• _WHAT TO DO_
Copying each record below exactly is the whole task.

-------- THE RECORDS

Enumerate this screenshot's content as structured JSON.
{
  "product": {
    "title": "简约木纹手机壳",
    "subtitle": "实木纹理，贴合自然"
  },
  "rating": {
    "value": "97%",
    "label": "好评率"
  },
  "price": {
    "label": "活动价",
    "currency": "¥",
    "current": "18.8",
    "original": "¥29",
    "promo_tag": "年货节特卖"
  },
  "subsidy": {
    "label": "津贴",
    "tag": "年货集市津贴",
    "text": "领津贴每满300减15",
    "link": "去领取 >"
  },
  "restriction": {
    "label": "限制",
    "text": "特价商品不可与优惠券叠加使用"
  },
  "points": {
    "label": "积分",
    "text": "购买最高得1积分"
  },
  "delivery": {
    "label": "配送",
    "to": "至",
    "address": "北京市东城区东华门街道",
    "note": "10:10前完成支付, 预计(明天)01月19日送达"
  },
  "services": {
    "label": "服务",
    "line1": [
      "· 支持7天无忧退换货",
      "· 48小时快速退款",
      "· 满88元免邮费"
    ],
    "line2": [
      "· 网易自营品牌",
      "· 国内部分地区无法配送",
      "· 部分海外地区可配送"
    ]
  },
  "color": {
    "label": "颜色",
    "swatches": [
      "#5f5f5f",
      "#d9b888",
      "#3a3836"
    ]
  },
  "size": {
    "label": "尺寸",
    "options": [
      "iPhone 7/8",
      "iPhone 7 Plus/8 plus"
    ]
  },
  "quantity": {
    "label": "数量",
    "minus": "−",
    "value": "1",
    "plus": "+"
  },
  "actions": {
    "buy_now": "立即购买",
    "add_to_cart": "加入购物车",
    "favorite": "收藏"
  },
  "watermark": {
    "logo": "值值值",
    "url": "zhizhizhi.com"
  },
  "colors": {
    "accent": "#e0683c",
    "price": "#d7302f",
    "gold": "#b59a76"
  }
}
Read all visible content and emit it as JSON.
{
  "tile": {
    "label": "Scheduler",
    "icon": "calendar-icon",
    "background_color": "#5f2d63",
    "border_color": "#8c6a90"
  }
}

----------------

• _FINISHED EXERCISE_
Enumerate this screenshot's content as structured JSON.
{
  "product": {
    "title": "简约木纹手机壳",
    "subtitle": "实木纹理，贴合自然"
  },
  "rating": {
    "value": "97%",
    "label": "好评率"
  },
  "price": {
    "label": "活动价",
    "currency": "¥",
    "current": "18.8",
    "original": "¥29",
    "promo_tag": "年货节特卖"
  },
  "subsidy": {
    "label": "津贴",
    "tag": "年货集市津贴",
    "text": "领津贴每满300减15",
    "link": "去领取 >"
  },
  "restriction": {
    "label": "限制",
    "text": "特价商品不可与优惠券叠加使用"
  },
  "points": {
    "label": "积分",
    "text": "购买最高得1积分"
  },
  "delivery": {
    "label": "配送",
    "to": "至",
    "address": "北京市东城区东华门街道",
    "note": "10:10前完成支付, 预计(明天)01月19日送达"
  },
  "services": {
    "label": "服务",
    "line1": [
      "· 支持7天无忧退换货",
      "· 48小时快速退款",
      "· 满88元免邮费"
    ],
    "line2": [
      "· 网易自营品牌",
      "· 国内部分地区无法配送",
      "· 部分海外地区可配送"
    ]
  },
  "color": {
    "label": "颜色",
    "swatches": [
      "#5f5f5f",
      "#d9b888",
      "#3a3836"
    ]
  },
  "size": {
    "label": "尺寸",
    "options": [
      "iPhone 7/8",
      "iPhone 7 Plus/8 plus"
    ]
  },
  "quantity": {
    "label": "数量",
    "minus": "−",
    "value": "1",
    "plus": "+"
  },
  "actions": {
    "buy_now": "立即购买",
    "add_to_cart": "加入购物车",
    "favorite": "收藏"
  },
  "watermark": {
    "logo": "值值值",
    "url": "zhizhizhi.com"
  },
  "colors": {
    "accent": "#e0683c",
    "price": "#d7302f",
    "gold": "#b59a76"
  }
}
Read all visible content and emit it as JSON.
{
  "tile": {
    "label": "Scheduler",
    "icon": "calendar-icon",
    "background_color": "#5f2d63",
    "border_color": "#8c6a90"
  }
}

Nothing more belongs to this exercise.